(Data about app and page elements)
------------------------------------------------------------

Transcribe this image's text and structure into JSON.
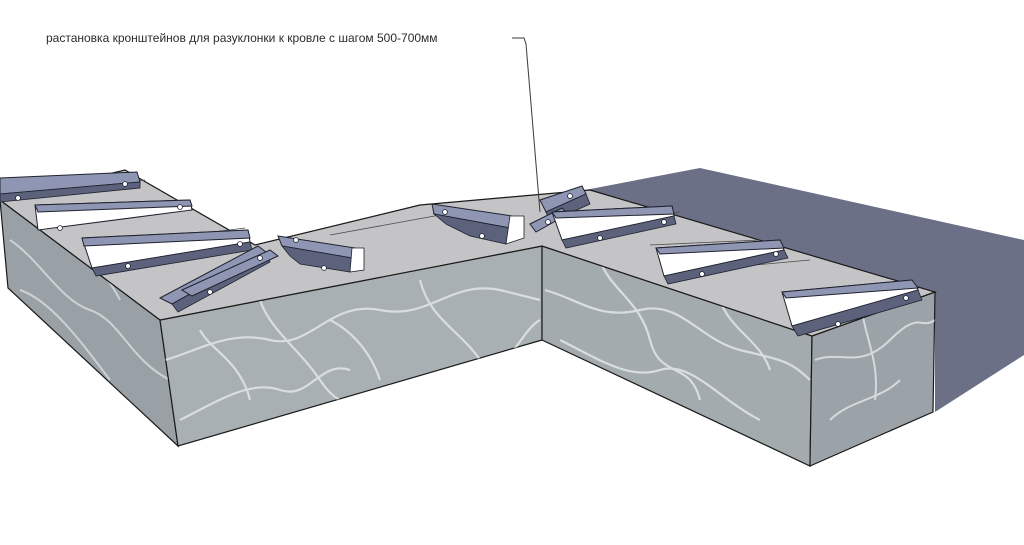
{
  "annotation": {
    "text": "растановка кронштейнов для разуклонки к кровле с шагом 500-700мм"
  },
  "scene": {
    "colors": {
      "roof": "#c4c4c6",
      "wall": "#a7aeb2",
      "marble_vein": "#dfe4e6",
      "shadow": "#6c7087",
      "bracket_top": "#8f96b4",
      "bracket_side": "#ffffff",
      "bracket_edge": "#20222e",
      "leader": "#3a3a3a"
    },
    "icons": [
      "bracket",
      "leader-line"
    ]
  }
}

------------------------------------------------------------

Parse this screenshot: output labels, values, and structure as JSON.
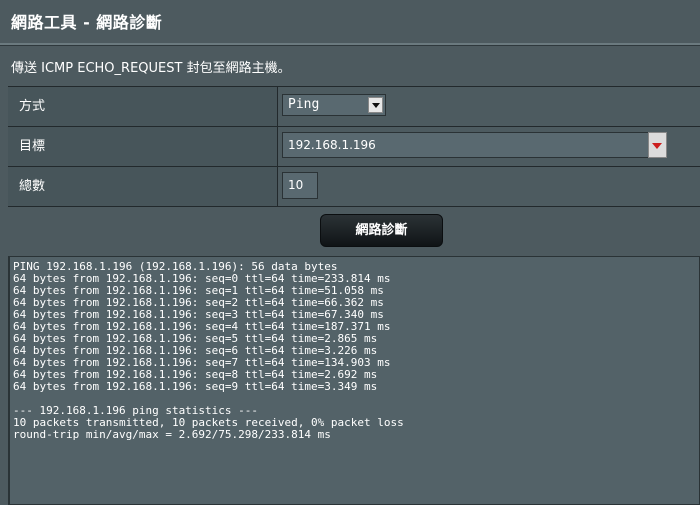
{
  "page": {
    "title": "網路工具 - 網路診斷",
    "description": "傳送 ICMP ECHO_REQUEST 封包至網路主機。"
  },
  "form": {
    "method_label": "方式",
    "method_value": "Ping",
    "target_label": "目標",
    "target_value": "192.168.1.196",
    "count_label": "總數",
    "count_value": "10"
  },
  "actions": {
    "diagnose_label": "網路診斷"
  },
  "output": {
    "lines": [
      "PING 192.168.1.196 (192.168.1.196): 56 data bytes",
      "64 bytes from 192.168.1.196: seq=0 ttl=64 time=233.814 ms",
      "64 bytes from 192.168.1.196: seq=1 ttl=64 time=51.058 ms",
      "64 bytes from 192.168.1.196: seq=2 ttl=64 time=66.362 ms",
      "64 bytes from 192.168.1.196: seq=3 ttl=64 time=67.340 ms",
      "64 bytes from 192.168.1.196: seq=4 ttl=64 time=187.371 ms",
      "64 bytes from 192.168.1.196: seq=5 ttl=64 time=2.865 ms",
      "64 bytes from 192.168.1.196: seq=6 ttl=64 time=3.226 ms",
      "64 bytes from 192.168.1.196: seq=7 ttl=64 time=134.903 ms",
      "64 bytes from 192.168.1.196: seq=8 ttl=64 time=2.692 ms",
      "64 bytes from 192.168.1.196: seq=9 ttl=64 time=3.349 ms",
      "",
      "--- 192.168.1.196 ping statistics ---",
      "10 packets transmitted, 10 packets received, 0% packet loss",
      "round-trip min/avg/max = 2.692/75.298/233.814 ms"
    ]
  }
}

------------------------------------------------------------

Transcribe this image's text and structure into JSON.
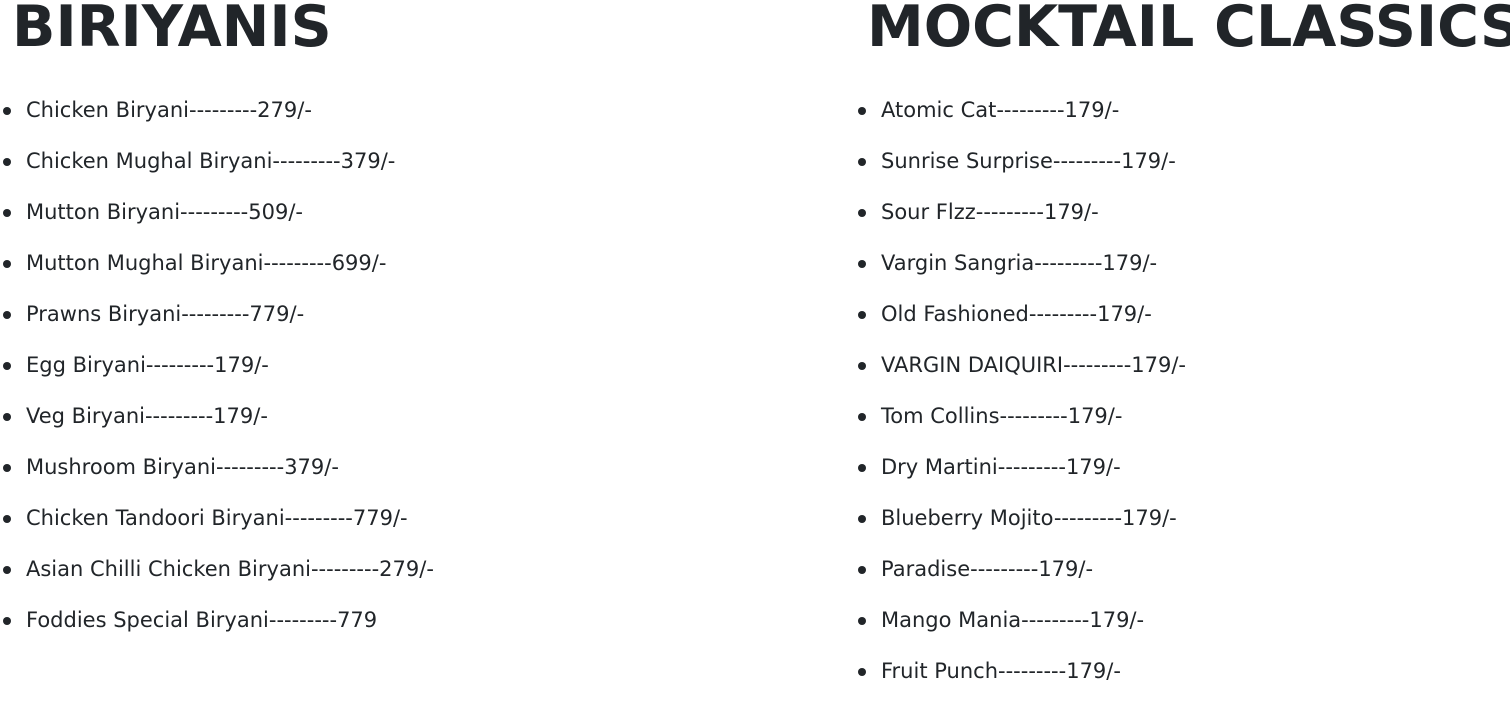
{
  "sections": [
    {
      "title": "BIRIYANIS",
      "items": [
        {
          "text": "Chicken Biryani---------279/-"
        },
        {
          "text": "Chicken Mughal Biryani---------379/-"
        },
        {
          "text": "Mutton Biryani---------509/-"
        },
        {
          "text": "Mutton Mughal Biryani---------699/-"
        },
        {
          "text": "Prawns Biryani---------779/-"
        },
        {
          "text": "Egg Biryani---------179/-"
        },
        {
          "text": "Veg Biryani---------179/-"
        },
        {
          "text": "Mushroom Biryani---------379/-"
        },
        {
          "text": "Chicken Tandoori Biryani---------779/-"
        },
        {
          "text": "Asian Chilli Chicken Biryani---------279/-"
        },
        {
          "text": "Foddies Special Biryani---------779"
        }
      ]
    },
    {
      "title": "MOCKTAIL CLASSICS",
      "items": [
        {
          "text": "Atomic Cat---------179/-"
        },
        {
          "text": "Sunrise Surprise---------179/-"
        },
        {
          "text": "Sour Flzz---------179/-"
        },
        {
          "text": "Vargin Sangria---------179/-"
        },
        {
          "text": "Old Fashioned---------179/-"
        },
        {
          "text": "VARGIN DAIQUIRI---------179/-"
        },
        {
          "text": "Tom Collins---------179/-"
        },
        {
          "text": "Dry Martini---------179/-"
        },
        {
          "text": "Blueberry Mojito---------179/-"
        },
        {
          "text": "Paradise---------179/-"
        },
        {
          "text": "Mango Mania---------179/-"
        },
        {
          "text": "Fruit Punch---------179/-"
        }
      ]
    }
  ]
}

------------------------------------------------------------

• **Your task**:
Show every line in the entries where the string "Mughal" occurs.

• **Output for this task**:
          "text": "Chicken Mughal Biryani---------379/-"
          "text": "Mutton Mughal Biryani---------699/-"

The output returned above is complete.